• GOAL OF THE EXERCISE: Could you reproduce every record below exactly as it stands?
____________
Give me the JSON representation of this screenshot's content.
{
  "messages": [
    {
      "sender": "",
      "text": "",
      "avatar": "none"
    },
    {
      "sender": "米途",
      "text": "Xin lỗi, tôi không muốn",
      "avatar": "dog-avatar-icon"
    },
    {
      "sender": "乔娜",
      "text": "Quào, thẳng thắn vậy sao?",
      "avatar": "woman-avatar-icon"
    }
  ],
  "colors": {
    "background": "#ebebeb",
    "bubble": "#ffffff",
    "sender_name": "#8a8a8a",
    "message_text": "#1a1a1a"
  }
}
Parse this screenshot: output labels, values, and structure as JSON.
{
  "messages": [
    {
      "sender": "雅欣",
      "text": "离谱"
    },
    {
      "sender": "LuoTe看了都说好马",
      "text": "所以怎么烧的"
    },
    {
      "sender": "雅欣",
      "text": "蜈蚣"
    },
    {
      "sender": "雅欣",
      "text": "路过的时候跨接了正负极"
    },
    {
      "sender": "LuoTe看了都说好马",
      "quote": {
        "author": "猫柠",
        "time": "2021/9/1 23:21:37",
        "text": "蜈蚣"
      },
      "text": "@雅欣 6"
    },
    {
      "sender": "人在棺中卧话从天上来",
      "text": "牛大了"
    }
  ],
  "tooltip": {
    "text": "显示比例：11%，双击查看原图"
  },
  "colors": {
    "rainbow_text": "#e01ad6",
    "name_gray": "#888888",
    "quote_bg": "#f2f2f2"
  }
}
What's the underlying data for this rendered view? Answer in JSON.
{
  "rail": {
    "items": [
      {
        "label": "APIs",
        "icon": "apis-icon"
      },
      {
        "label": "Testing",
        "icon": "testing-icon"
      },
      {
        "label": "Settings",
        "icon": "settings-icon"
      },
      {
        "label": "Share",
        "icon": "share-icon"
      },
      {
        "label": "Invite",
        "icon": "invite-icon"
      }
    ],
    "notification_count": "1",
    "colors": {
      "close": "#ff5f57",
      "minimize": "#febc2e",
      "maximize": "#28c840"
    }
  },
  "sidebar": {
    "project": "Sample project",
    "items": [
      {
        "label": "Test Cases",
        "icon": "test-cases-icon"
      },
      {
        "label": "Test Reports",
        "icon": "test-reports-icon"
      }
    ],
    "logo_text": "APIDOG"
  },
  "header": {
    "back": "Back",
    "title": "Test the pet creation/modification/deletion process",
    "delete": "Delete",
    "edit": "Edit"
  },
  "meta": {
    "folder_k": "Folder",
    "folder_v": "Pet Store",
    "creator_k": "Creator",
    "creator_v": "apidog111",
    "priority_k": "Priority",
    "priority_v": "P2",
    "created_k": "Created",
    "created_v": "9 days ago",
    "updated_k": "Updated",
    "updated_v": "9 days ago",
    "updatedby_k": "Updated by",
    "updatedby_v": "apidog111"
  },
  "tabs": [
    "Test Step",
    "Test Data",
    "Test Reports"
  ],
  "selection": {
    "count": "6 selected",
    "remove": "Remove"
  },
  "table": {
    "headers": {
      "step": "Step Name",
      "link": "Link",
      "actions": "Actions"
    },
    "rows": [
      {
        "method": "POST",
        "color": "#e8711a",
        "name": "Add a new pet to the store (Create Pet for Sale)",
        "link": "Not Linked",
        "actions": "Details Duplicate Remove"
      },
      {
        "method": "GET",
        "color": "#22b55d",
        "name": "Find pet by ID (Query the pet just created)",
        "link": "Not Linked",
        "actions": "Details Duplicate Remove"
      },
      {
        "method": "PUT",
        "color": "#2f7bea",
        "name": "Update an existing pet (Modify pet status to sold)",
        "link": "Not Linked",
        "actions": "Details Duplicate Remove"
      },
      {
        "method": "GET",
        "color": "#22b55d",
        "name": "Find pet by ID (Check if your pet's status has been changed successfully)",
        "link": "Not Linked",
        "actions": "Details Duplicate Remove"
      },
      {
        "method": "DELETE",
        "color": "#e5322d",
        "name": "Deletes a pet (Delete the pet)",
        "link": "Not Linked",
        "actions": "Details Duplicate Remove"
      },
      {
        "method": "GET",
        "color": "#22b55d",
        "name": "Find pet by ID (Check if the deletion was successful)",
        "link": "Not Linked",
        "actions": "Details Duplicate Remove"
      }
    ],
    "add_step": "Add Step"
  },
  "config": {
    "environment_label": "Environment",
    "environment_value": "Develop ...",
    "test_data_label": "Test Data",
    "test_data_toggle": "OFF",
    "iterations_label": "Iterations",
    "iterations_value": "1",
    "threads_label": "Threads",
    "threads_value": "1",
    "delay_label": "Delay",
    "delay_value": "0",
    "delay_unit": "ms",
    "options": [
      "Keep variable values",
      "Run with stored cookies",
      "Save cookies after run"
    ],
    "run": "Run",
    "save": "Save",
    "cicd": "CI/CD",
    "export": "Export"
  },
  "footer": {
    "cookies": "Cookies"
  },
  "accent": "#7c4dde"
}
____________
• ANSWER SECTION:
Give me the JSON representation of this screenshot's content.
{
  "messages": [
    {
      "sender": "",
      "text": "",
      "avatar": "none"
    },
    {
      "sender": "米途",
      "text": "Xin lỗi, tôi không muốn",
      "avatar": "dog-avatar-icon"
    },
    {
      "sender": "乔娜",
      "text": "Quào, thẳng thắn vậy sao?",
      "avatar": "woman-avatar-icon"
    }
  ],
  "colors": {
    "background": "#ebebeb",
    "bubble": "#ffffff",
    "sender_name": "#8a8a8a",
    "message_text": "#1a1a1a"
  }
}
Parse this screenshot: output labels, values, and structure as JSON.
{
  "messages": [
    {
      "sender": "雅欣",
      "text": "离谱"
    },
    {
      "sender": "LuoTe看了都说好马",
      "text": "所以怎么烧的"
    },
    {
      "sender": "雅欣",
      "text": "蜈蚣"
    },
    {
      "sender": "雅欣",
      "text": "路过的时候跨接了正负极"
    },
    {
      "sender": "LuoTe看了都说好马",
      "quote": {
        "author": "猫柠",
        "time": "2021/9/1 23:21:37",
        "text": "蜈蚣"
      },
      "text": "@雅欣 6"
    },
    {
      "sender": "人在棺中卧话从天上来",
      "text": "牛大了"
    }
  ],
  "tooltip": {
    "text": "显示比例：11%，双击查看原图"
  },
  "colors": {
    "rainbow_text": "#e01ad6",
    "name_gray": "#888888",
    "quote_bg": "#f2f2f2"
  }
}
What's the underlying data for this rendered view? Answer in JSON.
{
  "rail": {
    "items": [
      {
        "label": "APIs",
        "icon": "apis-icon"
      },
      {
        "label": "Testing",
        "icon": "testing-icon"
      },
      {
        "label": "Settings",
        "icon": "settings-icon"
      },
      {
        "label": "Share",
        "icon": "share-icon"
      },
      {
        "label": "Invite",
        "icon": "invite-icon"
      }
    ],
    "notification_count": "1",
    "colors": {
      "close": "#ff5f57",
      "minimize": "#febc2e",
      "maximize": "#28c840"
    }
  },
  "sidebar": {
    "project": "Sample project",
    "items": [
      {
        "label": "Test Cases",
        "icon": "test-cases-icon"
      },
      {
        "label": "Test Reports",
        "icon": "test-reports-icon"
      }
    ],
    "logo_text": "APIDOG"
  },
  "header": {
    "back": "Back",
    "title": "Test the pet creation/modification/deletion process",
    "delete": "Delete",
    "edit": "Edit"
  },
  "meta": {
    "folder_k": "Folder",
    "folder_v": "Pet Store",
    "creator_k": "Creator",
    "creator_v": "apidog111",
    "priority_k": "Priority",
    "priority_v": "P2",
    "created_k": "Created",
    "created_v": "9 days ago",
    "updated_k": "Updated",
    "updated_v": "9 days ago",
    "updatedby_k": "Updated by",
    "updatedby_v": "apidog111"
  },
  "tabs": [
    "Test Step",
    "Test Data",
    "Test Reports"
  ],
  "selection": {
    "count": "6 selected",
    "remove": "Remove"
  },
  "table": {
    "headers": {
      "step": "Step Name",
      "link": "Link",
      "actions": "Actions"
    },
    "rows": [
      {
        "method": "POST",
        "color": "#e8711a",
        "name": "Add a new pet to the store (Create Pet for Sale)",
        "link": "Not Linked",
        "actions": "Details Duplicate Remove"
      },
      {
        "method": "GET",
        "color": "#22b55d",
        "name": "Find pet by ID (Query the pet just created)",
        "link": "Not Linked",
        "actions": "Details Duplicate Remove"
      },
      {
        "method": "PUT",
        "color": "#2f7bea",
        "name": "Update an existing pet (Modify pet status to sold)",
        "link": "Not Linked",
        "actions": "Details Duplicate Remove"
      },
      {
        "method": "GET",
        "color": "#22b55d",
        "name": "Find pet by ID (Check if your pet's status has been changed successfully)",
        "link": "Not Linked",
        "actions": "Details Duplicate Remove"
      },
      {
        "method": "DELETE",
        "color": "#e5322d",
        "name": "Deletes a pet (Delete the pet)",
        "link": "Not Linked",
        "actions": "Details Duplicate Remove"
      },
      {
        "method": "GET",
        "color": "#22b55d",
        "name": "Find pet by ID (Check if the deletion was successful)",
        "link": "Not Linked",
        "actions": "Details Duplicate Remove"
      }
    ],
    "add_step": "Add Step"
  },
  "config": {
    "environment_label": "Environment",
    "environment_value": "Develop ...",
    "test_data_label": "Test Data",
    "test_data_toggle": "OFF",
    "iterations_label": "Iterations",
    "iterations_value": "1",
    "threads_label": "Threads",
    "threads_value": "1",
    "delay_label": "Delay",
    "delay_value": "0",
    "delay_unit": "ms",
    "options": [
      "Keep variable values",
      "Run with stored cookies",
      "Save cookies after run"
    ],
    "run": "Run",
    "save": "Save",
    "cicd": "CI/CD",
    "export": "Export"
  },
  "footer": {
    "cookies": "Cookies"
  },
  "accent": "#7c4dde"
}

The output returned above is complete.